Regional Reviews: Phoenix
Singin' in the Rain
Betty Comden and Adolph Green wrote the exceptional film screenplay and collaborated on the stage production, where the plot follows the movie almost scene for scene–which is a good thing. Silent film duo Don Lockwood and Lina Lamont have made numerous films together and are also rumored in the gossip columns to be an off-screen couple. However, Don has no feelings for Lina and one night, after a screening of their latest film, he meets ingénue Kathy Selden and instantly falls in love with her. When The Jazz Singer is released as the first "talking picture and becomes an instant success, all of the studios in town scramble to turn their upcoming silent movies into sound films. Since the next Lockwood and Lamont film is already filmed and booked to be released in six weeks, the studio plans to reshoot it with sound. There's just one problem: Lina's screechy, loud voice isn't exactly cut out for an audience to hear. Also, as Don's best friend Cosmo Brown says, Lina is a triple threat since "she can't act, she can't sing, and she can't dance." Cosmo comes up with an idea that he thinks can save the studio while also helping Kathy's career and cementing the relationship between Don and Kathy. They just have to keep Lina from finding out what they are up to.

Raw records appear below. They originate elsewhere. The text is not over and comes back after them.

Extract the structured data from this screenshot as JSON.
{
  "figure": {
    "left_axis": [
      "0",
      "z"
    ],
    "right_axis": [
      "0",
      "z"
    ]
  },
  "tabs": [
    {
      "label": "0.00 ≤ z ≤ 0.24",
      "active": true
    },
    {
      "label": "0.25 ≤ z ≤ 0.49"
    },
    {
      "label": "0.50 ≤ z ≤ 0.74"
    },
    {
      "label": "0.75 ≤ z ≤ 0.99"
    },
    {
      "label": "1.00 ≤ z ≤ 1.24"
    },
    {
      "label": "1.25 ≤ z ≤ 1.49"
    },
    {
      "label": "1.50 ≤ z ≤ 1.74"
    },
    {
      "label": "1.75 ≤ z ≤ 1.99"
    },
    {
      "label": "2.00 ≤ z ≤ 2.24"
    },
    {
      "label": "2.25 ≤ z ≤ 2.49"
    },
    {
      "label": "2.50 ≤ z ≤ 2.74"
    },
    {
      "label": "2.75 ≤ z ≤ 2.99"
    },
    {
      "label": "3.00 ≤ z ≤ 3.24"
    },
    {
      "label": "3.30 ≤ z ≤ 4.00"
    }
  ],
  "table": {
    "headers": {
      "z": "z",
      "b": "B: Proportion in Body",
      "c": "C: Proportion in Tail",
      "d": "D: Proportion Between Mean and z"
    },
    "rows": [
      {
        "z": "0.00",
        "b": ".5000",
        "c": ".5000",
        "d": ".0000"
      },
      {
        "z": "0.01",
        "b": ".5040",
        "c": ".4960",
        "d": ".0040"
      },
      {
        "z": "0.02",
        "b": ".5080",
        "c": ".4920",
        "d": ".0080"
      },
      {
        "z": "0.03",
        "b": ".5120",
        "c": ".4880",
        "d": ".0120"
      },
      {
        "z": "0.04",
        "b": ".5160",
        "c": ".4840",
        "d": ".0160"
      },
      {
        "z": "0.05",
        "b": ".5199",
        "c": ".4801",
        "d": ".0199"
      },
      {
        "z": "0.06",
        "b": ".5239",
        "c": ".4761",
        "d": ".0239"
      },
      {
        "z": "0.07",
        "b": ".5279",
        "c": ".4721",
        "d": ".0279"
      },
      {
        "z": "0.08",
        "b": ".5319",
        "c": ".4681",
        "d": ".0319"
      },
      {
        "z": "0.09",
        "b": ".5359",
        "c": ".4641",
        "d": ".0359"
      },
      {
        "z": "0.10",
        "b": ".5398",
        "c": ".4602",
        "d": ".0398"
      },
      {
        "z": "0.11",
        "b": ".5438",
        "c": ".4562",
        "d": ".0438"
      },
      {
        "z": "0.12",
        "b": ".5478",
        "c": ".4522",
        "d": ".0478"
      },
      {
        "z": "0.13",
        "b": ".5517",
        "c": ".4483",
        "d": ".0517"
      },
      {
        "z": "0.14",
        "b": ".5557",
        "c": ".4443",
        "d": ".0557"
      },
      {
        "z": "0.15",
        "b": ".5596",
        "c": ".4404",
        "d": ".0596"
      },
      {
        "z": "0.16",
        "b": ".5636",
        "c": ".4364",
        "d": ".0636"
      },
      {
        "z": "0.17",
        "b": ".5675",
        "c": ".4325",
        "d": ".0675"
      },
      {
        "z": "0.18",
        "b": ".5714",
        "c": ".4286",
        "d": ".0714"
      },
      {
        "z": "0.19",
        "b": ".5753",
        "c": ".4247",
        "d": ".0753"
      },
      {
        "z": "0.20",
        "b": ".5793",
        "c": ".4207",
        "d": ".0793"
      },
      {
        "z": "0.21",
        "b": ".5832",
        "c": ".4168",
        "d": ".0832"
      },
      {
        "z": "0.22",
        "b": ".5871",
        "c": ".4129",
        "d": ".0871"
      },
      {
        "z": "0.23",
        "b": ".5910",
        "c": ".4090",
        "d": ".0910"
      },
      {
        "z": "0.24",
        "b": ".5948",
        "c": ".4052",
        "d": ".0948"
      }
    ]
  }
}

Even though the leads most likely won't make you forget the film's talented trio of Gene Kelly, Debbie Reynolds and Donald O'Connor, they are all quite engaging. While Michael Starr is fine as Don Lockwood and Elyssa Blonder is charming as Kathy Selden, and they both sing and dance effectively, they are outshone by Blake Patrick Spellacy as Cosmo Brown and Emily Mohney as Lina Lamont, who are both superb. Spellacy's infectious glee, wink in his eye, and perfect facial expressions create a winning portrayal of the comical sidekick. Mohney is comically delicious as the ditzy dame with the screechy voice who is on a "take no prisoners" mission.
In supporting roles, D. Scott Withers and Geoff Belliston are both good as the studio head and film director, and Sally Jo Bannow is bright and breezy in a few supporting roles, including the gossip columnist Dora Bailey.
Jeff Whiting's direction keeps the pace fresh, the comic moments fun, and the musical moments infectious. Lauran Stanis' choreography recreates several of the film's famous dances with a sensational "Broadway Rhythm" sequence that builds to perfection. The act one closer, where Starr gleefully dances under a sheet of rain pouring down from above, is a crowd pleaser. Musical director Jeff Kennedy's music direction derives beautiful notes from the last cast and orchestra.
The creative elements are sublime, as Robert Kovach's simple but highly effective set design combines with gorgeous lighting by Daniel Davisson to create many memorable stage images. The colorful and elaborate costumes coordinated by CeCe Sickler and the period perfect hair and makeup designs by Kelly Yurko are wonderful. There are several filmed elements incorporated into the show, including original film pieces that represent the films Don and Lina make and video backgrounds, Dallas Nichols' video projections are perfect. The sound design by Dave Temby ensures everything is crisp and clear.
While Singin' in the Rain is almost a scene-by-scene recreation of the beloved film, and some of the leads in this production are just OK, with two actors who deliver great supporting parts and some superb dancing, it still makes for a charming, funny, and crowd-pleasing production.
Singin' in the Rain runs through April 3, 2022, at the Phoenix Theatre Company, 1825 N Central Avenue, Phoenix AZ. For tickets and information, please visit phoenixtheatre.com or call 602-254-2151.
Director/Musical Staging: Jeff Whiting
*Members of Actors' Equity Association, the union of professional actors & stage managers in the U.S.